By NEIL HARTNELL
Tribune Business Editor
Abaco's Chamber of Commerce has urged the Prime Minister to exempt some of the island's major cays from the new restrictions due to the presence of tourists and minimal number of COVID-19 cases.
Ken Hutton, the Chamber's president, in an October 7, 2020, letter to Dr Hubert Minnis argued the case for Green Turtle Cay, Guana Cay, Man-O-War Cay and Elbow Cay "to operate without the restrictions of the mainland".
He added: "COVID cases on the cays have not seen significant increases, and they currently have a number of tourists in place. Ferries do not run after 5pm daily so there will be no interference with the mainland curfew."
The relief requested for Abaco's cays was one of eight "exceptions" requested by the Abaco Chamber after Dr Minnis confirmed the reintroduction of weekend lockdowns, coupled with an earlier 7pm curfew start and a mixture of restrictions on businesses, in a bid to halt the surge in COVID-19 cases on both New Providence and Grand Bahama.
Backing the Government's move to bring the number of cases on Abaco, which stood at 157 confirmed on Tuesday, under control, Mr Hutton said of the pandemic: "The threat it poses to life and livelihood must be confronted with intelligent, effective and verifiable strategies.
"The majority of the regulations you announced are just such strategies and we commend you for it. The strategies must also, however, take into account the situation on the ground in Abaco and some of the special circumstances here when compared to New Providence."
As reported by Tribune Business yesterday, Mr Hutton called for construction to be exempted from the weekend lockdowns to facilitate the ongoing Hurricane Dorian recovery effort. "Many people are only able to work on their property on weekend, and the non-governmental organisation community needs to be able to complete critical community projects that Abaco needs and the government has authorized to be done," he explained.
Besides allowing farmers and fishermen to work at weekends, the Chamber chief argued that gas stations and food stores should also be allowed to remain open. "Many in Abaco are still without power and rely on generators which need fuel," Mr Hutton said. "As well, the take-away vendors provide many people the only hot meal of the day since they have no cooking facilities or power to run them."

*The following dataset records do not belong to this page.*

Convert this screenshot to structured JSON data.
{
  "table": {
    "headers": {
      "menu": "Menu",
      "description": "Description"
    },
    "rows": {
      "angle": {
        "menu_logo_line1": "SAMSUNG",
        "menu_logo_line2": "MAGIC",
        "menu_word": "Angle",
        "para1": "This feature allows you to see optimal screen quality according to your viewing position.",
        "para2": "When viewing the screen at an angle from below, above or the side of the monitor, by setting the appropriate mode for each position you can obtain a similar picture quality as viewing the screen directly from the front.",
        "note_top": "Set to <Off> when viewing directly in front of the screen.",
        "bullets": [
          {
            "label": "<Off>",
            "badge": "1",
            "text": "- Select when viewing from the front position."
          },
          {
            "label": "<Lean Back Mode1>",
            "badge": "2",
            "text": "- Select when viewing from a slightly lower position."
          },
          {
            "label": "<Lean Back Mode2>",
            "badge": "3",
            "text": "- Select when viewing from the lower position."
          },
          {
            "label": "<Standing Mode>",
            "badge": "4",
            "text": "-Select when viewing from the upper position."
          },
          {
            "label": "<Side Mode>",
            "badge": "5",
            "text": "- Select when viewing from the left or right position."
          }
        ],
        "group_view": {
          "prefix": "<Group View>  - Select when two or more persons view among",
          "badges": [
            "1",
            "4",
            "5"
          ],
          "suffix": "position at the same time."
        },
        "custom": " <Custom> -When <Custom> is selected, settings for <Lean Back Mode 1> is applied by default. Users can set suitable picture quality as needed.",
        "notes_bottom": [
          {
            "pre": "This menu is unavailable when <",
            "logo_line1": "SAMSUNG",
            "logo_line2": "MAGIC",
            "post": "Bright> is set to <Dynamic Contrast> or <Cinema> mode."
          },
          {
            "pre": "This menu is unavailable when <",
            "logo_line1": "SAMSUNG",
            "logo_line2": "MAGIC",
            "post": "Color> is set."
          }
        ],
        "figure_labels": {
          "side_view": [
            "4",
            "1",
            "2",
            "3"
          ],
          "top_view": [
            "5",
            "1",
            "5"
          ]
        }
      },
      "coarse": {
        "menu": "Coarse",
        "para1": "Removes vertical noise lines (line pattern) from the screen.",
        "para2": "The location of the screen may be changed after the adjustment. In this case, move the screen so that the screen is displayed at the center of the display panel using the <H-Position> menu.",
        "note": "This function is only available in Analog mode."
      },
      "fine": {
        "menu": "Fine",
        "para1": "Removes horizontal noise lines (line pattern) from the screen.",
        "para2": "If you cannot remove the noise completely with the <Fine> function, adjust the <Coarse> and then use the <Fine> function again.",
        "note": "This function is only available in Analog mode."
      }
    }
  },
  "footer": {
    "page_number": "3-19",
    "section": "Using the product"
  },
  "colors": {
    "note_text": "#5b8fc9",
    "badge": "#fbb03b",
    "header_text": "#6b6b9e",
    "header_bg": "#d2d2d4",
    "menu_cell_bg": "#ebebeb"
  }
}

The Chamber also urged the Prime Minister to allow Abaco food stores to maintain their normal operating hours, with Mr Hutton writing: "Because there are few food stores in Abaco, any reduction in hours causes crowding and massing of people, which defeats the entire purpose of the restriction.

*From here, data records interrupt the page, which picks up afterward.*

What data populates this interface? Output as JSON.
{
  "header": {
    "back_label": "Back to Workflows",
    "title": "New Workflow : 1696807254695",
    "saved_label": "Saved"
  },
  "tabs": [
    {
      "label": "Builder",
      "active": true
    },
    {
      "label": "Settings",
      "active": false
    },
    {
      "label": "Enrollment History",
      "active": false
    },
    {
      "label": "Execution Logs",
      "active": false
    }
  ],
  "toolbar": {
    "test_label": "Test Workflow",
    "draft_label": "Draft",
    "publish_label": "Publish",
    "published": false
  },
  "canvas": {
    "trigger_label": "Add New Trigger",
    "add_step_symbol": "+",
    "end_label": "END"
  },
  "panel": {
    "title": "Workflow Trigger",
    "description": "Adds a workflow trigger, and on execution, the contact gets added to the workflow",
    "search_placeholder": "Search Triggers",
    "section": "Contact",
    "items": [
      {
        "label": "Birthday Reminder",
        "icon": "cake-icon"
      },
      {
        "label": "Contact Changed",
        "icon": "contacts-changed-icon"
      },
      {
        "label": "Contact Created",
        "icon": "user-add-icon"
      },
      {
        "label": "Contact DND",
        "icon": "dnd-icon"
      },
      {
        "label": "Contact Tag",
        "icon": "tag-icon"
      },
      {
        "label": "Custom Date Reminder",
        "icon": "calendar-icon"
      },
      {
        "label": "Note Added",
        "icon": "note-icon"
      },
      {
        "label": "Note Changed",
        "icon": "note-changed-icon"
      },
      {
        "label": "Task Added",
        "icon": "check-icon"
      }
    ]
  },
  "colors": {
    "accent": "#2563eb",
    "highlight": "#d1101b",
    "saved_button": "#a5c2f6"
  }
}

"If anything, perhaps encourage the proprietors to extend their operating hours so there are less people in the store at any given time." Along with permitting residents to go to the beach, Mr Hutton added that the Government needed to allow Abaco's schools to remain open.
"For many Abaco school children this past week was the first week back in the class in over a year," Mr Hutton said. "School is a critical education and social institution for our children. Most Abaco schools do not have the ability to teach remotely. Statistically, COVID infection rates for children are basically zero so there is very little chance of them getting the virus.
"Having children attend school also benefits the community in that it allows families to finally get back to work and re-establish a sense of normalcy to their lives. The effect on the mental health of the children is also a serious factor to consider in that returning to the classroom brings back a routine and level of comfort not felt since before Dorian."
Finally, Mr Hutton urged the authorities to provide Abaco residents with improved information so they can make better decisions with regard to COVID-19. "The information provided is aggregated from the beginning of the pandemic and does not provide an accurate, current ‘snapshot’ of the situation," he added.
"We would like to know symptomatic versus asymptomatic cases, current number of active cases, number of recovered cases, infection hotspots, comorbidities of active cases, etc.